David Edmonds, the chairman of the company responsible for operating London's Olympic Stadium, has resigned from his position.
This comes after London Mayor Sadiq Khan ordered an investigation into why converting the venue into the home of Premier League football club West Ham United cost £50 million ($61 million/€55 million) more than initially expected.
Khan claimed the finances of the Stadium had been left in a "total and utter mess by the previous administration".
London Legacy Development Corporation (LLDC) chair Edmonds has not announced a specific reason for his departure.
But, in a statement released this morning, the LLDC said he had offered his resignation to the Board last night.
Edmonds, who was appointed chairman in September 2015, had originally joined the Board of the Olympic Park Legacy Company in 2010 and continued as a LLDC Board member since its inception in 2012.

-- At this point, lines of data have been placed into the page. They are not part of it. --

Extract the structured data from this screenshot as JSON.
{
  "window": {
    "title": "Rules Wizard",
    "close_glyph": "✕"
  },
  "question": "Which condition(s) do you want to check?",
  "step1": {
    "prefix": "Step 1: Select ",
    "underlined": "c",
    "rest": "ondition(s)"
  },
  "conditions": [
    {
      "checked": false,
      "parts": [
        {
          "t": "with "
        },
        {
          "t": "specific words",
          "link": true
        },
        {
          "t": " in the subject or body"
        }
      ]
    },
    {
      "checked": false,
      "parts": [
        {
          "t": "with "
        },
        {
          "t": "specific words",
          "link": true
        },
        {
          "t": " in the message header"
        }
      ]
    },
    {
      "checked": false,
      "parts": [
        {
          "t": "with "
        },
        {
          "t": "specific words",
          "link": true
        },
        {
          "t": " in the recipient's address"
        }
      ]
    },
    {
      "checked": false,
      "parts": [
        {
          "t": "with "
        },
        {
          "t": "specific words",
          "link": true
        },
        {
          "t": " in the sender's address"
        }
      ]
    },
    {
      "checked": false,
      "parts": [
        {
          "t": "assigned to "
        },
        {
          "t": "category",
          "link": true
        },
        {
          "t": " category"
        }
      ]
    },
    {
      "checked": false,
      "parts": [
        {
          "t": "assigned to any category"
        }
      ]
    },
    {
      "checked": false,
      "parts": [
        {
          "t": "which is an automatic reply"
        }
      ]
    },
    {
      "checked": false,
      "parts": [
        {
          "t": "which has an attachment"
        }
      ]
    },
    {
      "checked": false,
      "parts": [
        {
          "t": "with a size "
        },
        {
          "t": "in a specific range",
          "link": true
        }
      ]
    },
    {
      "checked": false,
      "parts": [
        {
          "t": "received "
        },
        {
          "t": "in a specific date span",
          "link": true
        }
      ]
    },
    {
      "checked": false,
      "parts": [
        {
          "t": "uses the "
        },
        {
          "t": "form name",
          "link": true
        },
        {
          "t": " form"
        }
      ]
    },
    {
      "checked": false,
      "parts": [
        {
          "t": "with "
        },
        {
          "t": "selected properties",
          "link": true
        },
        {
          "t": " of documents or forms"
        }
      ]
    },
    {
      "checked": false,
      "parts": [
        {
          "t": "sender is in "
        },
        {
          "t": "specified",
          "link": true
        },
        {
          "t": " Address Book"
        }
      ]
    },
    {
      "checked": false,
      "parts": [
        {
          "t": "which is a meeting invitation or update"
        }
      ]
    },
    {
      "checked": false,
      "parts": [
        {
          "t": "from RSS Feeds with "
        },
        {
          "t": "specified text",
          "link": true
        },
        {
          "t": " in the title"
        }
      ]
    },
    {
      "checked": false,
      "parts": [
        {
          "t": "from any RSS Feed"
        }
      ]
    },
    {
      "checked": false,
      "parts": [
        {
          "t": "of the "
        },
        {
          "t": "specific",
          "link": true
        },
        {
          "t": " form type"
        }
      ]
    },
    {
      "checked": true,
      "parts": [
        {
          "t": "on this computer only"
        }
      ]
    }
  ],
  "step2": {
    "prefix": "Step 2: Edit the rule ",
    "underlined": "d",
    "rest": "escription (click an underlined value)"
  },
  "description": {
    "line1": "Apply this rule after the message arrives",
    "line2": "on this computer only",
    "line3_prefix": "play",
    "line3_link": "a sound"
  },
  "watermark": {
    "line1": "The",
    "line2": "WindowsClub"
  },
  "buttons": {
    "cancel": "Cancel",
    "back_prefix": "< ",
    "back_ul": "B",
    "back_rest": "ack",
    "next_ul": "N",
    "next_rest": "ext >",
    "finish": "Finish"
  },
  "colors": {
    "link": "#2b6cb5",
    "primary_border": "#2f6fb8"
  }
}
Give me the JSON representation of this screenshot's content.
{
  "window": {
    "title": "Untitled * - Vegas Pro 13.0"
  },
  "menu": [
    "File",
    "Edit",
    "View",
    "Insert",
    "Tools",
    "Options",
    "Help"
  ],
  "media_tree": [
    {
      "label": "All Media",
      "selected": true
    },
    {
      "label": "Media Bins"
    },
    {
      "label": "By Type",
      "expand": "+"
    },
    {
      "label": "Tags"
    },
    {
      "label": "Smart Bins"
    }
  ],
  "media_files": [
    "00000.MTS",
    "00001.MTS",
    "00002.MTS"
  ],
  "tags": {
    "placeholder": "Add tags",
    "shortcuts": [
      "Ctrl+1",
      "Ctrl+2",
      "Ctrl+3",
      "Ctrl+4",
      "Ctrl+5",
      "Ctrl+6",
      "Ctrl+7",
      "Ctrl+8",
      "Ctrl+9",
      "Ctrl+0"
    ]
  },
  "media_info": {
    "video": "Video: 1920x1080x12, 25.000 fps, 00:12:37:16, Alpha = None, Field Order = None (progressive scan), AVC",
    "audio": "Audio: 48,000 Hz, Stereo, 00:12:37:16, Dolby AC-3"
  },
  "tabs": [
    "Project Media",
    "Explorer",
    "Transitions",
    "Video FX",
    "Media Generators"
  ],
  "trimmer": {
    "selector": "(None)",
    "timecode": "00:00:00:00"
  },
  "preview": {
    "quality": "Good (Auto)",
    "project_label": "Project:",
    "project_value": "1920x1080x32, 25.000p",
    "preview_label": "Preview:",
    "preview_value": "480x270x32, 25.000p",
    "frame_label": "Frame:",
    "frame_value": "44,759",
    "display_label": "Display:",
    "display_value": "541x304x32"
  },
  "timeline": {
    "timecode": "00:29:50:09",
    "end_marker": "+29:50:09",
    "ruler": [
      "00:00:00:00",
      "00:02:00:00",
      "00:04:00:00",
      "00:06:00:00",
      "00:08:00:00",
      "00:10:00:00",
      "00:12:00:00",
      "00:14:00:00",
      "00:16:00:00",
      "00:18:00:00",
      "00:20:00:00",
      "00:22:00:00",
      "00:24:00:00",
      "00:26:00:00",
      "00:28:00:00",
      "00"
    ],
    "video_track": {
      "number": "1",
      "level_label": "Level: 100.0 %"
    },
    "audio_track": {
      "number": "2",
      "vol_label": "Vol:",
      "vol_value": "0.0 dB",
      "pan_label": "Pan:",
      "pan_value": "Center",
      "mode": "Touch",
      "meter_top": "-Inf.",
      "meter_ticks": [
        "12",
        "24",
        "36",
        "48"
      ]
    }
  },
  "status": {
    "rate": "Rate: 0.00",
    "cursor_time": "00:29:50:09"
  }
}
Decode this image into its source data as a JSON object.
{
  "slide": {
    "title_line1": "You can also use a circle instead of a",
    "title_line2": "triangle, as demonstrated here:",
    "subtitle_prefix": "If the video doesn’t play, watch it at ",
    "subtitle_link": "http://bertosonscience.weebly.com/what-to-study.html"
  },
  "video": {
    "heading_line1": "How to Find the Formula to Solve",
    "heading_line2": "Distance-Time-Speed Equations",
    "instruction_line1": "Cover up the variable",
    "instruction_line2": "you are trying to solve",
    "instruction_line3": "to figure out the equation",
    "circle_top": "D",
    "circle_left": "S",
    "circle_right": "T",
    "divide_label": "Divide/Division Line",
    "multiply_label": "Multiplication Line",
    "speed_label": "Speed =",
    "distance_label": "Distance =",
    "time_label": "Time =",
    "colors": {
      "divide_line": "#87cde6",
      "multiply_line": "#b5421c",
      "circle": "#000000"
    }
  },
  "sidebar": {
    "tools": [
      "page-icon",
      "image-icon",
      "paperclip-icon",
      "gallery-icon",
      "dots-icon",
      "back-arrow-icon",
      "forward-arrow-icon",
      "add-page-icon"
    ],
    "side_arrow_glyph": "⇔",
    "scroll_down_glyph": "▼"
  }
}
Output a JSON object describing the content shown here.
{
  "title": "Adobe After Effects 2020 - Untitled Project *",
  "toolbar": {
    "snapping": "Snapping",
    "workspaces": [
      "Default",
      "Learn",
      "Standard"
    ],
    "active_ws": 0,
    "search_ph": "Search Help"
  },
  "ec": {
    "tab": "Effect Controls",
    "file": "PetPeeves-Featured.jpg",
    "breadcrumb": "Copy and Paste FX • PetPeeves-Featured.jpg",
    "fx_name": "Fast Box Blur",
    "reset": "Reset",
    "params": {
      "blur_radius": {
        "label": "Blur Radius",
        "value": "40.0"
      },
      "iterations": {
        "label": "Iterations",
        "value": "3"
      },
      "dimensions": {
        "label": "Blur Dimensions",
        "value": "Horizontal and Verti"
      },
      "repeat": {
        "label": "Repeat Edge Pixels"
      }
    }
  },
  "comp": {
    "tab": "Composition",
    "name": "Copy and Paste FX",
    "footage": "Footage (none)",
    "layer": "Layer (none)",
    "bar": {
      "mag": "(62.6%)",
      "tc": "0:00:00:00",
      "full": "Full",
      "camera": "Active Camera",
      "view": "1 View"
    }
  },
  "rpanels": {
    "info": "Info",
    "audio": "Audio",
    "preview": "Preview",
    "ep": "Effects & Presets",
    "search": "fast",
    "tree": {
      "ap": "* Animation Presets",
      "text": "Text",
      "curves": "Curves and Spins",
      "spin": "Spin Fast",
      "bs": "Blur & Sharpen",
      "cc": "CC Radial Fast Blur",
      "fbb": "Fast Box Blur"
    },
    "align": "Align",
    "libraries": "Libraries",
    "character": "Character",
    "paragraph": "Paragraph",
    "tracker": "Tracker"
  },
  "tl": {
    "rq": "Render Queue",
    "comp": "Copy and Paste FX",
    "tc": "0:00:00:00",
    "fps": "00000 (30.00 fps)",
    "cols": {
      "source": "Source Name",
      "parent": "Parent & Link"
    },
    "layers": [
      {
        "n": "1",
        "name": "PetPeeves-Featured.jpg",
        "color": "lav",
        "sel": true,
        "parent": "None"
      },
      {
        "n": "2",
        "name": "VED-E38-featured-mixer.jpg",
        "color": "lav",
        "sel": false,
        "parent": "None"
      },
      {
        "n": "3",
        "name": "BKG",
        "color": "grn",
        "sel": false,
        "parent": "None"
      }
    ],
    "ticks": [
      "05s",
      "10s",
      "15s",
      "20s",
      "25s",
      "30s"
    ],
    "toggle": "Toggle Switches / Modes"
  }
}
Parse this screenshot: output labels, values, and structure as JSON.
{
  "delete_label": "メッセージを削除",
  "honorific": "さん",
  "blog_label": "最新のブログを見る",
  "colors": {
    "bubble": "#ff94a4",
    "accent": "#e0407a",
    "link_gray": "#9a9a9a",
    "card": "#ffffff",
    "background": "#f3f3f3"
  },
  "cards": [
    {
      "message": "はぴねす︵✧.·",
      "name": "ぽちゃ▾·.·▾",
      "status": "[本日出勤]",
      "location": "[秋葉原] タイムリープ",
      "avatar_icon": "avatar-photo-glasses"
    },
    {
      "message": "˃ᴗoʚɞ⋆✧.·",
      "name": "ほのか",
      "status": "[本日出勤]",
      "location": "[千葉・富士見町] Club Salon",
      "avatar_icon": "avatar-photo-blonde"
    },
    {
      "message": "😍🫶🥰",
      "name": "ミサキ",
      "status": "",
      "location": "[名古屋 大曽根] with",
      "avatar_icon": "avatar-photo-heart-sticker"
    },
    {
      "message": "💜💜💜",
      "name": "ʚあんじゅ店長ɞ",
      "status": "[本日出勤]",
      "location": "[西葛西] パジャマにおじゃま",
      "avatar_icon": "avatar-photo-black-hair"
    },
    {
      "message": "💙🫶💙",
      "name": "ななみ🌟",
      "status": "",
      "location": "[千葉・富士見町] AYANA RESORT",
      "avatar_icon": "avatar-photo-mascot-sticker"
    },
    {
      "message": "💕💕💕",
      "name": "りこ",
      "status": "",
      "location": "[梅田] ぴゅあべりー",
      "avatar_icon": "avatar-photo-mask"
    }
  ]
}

He chaired the Investment Committee, as well as the Board of E20 LLP, a joint venture between the London Borough of Newham and the LLDC, responsible for the London Stadium.
Costs to convert the venue into a football ground were originally estimated at £272 million ($331 million/€300 million) by the administration of former London Mayor Boris Johnson in 2015.
It is thought the increases are partially explained by increased costs involved in installing 21,000 extra retractable seats installed to convert the stadium.
West Ham, who only pay £2.5 million ($3 million/€2.7 million) a year in rent, controversially contributed just £15 million ($18.4 million/€16.6 million) towards the overall conversion costs.
The rest was largely borne by the taxpayer and the LLDC.
"David has made an enormous contribution to the legacy of the London 2012 Games and he has helped to steer the organisation through some extremely challenging issues," said LLDC chief executive David Goldstone.
"We thank him for all his hard work and wish him well in the future."